Mrs Mitty chastises Walter for ‘hiding’ in the chair at the hotel and for not putting on the overshoes she told him to buy.
I get the impression Walter has never before hinted to his wife that he has a rich inner world of fantasies:
“I was thinking,” said Walter Mitty. “Does it ever occur to you that I am sometimes thinking?”
She looked at him. “I’m going to take your temperature when I get you home,” she said.
This signals a slight character change in Walter—a smidgen of self-advocacy.
Apparently, the movie makes much more of the anagnorisis, personal growth stage of this story:
The movie doesn’t so much take the stance that one doesn’t have to grow up, but that there is more than one way to do so. Stiller’s Mitty finds—repeatedly and not subtly—that safety is brief and illusory, but that it’s possible with a bit of effort to stay one step ahead of disaster, to have a rope around one’s waist before leaping into the void, so to speak. But the most important thing, and probably the most fundamental departure from Thurber’s Mitty, is that Stiller’s learns that fantasy—and, at a crucial point, its close relative memory—is key in informing one’s personal reality, in an “if you dream it, you can make it real” kind of way. Fantasy is what drives reality in the new version, instead of the other way around.

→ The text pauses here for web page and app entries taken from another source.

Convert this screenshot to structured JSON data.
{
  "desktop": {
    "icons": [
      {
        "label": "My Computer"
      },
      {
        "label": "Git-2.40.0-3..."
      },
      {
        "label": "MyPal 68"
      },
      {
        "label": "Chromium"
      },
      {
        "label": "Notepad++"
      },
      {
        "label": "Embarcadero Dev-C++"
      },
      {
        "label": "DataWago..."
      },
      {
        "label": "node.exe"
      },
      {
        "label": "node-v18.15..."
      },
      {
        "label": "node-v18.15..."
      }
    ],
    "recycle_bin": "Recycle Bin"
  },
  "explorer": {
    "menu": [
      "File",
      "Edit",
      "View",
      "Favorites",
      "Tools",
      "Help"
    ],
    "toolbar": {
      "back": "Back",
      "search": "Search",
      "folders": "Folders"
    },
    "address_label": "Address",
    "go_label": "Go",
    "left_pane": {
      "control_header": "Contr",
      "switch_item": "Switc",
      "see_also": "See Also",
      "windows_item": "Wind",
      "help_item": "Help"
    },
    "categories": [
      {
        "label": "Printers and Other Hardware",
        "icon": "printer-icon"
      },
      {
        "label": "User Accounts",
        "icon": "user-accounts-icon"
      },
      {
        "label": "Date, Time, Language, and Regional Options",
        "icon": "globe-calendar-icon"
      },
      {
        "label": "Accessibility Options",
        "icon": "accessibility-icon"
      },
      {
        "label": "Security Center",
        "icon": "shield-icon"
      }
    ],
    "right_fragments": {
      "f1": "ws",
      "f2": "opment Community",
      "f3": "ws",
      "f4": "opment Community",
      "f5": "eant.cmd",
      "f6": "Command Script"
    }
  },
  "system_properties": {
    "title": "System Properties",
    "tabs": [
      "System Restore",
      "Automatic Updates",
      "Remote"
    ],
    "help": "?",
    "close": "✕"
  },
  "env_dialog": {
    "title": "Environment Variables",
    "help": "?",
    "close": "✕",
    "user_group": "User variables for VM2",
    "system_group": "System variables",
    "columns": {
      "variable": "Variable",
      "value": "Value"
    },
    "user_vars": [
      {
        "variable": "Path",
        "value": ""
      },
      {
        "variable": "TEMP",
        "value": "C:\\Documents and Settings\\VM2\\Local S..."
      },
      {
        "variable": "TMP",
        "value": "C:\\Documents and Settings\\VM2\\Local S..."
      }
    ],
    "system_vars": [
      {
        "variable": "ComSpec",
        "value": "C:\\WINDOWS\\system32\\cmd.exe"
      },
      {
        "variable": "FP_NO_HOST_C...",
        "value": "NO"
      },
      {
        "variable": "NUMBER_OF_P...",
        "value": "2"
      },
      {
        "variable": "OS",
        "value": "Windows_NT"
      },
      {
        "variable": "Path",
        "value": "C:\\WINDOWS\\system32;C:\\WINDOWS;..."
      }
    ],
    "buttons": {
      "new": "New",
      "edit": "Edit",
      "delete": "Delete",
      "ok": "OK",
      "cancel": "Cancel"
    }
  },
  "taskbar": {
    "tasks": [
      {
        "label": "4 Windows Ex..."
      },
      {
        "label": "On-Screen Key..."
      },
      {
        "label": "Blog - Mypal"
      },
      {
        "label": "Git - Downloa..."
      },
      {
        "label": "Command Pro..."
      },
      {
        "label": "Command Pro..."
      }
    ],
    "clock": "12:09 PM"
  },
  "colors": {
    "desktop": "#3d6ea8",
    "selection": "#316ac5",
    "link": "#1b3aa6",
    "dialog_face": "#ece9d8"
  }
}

Leading a mundane life all the while indulging in fictional fantasies in your own head is one way to live. This is not critiqued — rather it is presented to us. Walter will go on living inside his head, and his wife will go on failing to understand that this is the cause of Walter’s absent-mindedness. She will go on micromanaging his life, in a vicious cycle.